Return of Dylan Ennis makes Oregon a Final Four favorite

Before I begin making thrashing and gurgling sounds as if I'm drowning myself in Oregon Ducks basketball Kool-Aid, allow me to assure you that I have not yet booked my travel plans to Arizona for the 2017 NCAA Final Four. 

But only because CSNNW management won't allow me to do so nine months out. I fully plan to be on hand to cover the Ducks next April.

The news that senior guard Dylan Ennis has been granted a sixth year of eligibility by the NCAA after missing most of last season with a leg injury, reported by Tyson Alger of The Oregonian, cements the Ducks greatest ever returning collection of accomplished talent, and should make them a favorite to reach the Final Four.

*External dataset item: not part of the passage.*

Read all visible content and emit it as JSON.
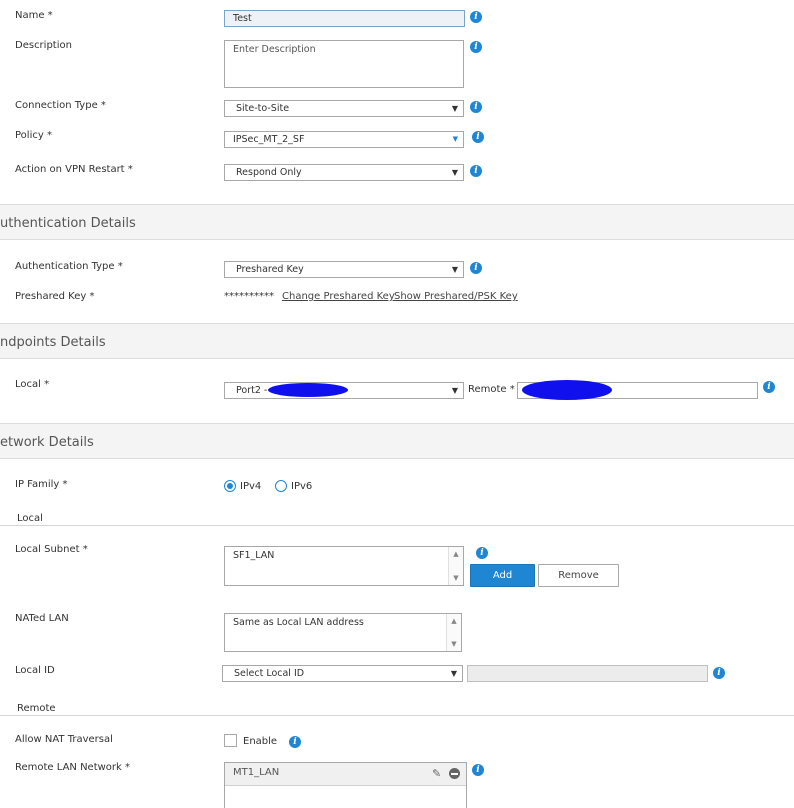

Ennis,who averaged 9.9 points and 3.5 assists at Villanova two seasons ago, is a dynamic playmaker that will elevate the Ducks' offense and draw attention away from other scorers. Some said he was the best player on Oregon's team before he went down. 

Adding him makes up for the loss of senior forward Elgin Cook and leaves the Ducks with no excuses other than bad luck to not reach the Final Four. 

Oregon simply checks all the boxes:

  • Returning experience: The Ducks will welcome back four starters and five of their seven main rotation players headlined by junior forward Dillon Brooks, sophomroe guard Tyler Dorsey and senior center Chris Boucher.
  • Recent success to build upon: Returning talent means little if that talent didn't go anywhere the previous season. That's clearly not the case here. The Ducks won a program record 31 games and for the first time ever captured the Pac-12 regular season and tournament championships in the same season. 
  • Tournament experience: Oregon entered last year's tournament as a No. 1 seed and reached the West Region finals where it lost to a much more experienced Oklahoma team. Along the way, Oregon defeated Duke to capture one of the greatest victories in program history. 
  • Depth: Oregon, mostly limited to a seven-man rotation last season, could go nine or 10 deep next season. Ennis and junior forward Jordan Bell will likely end up in the starting lineup. Junior point guard Casey Benson and junior college transfer, center Kavell Bigby-Williams will be the primary backups. Also, three four-star recruits join the team, point guard Payton Pritchard, guard Kevin Smith and guard M.J. Cage.  Guard Kendall Small played last season, as well. 
  • Versatility: The Ducks will be able to play small ball with Ennis, Dorsey, Brooks, Benson and Bell or Boucher, or go much bigger with the 6-foot-10 twin towers, Boucher and Bigby-Williams. Both are intimidating shot blockers who can score. Bell certainly can block shots and has vowed to work on his offensive game. The depth and versatility will allow coach Dana Altman to match up with any team's strengths while also forcing opponents to deal with whatever it is Oregon choses to do on the court. 
  • Coaching: Atlman has proven to be a very good in-game coach and his emphasis on defense has paid off well for Oregon. He has simply needed the right mix of experience and talent to push the Ducks along. He has that now more so than ever. 
  • Star power: Brooks and Dorsey tested the NBA waters before wisely returning. Both need work before they are ready for the big time, but each certainly has NBA-caliber talent. 
  • Hunger: The Ducks haven't been to the Final Four since 1939 (won national title) but have reached the Elite Eight three times since 2002. The emotion in the locker room following the team's loss to Oklahoma was palpable, and many players vowed to work even harder to get over the hump next season. The return of Ennis ads to the hunger of this team. He watched his former team win the national title last season without him. 

Nothing is ever guaranteed in sports, espcially one with a single-elimination tournament like college basksetball. Nevertheless, Oregon will be flat ou better than it was last season, which makes taking the next step both logical and expected.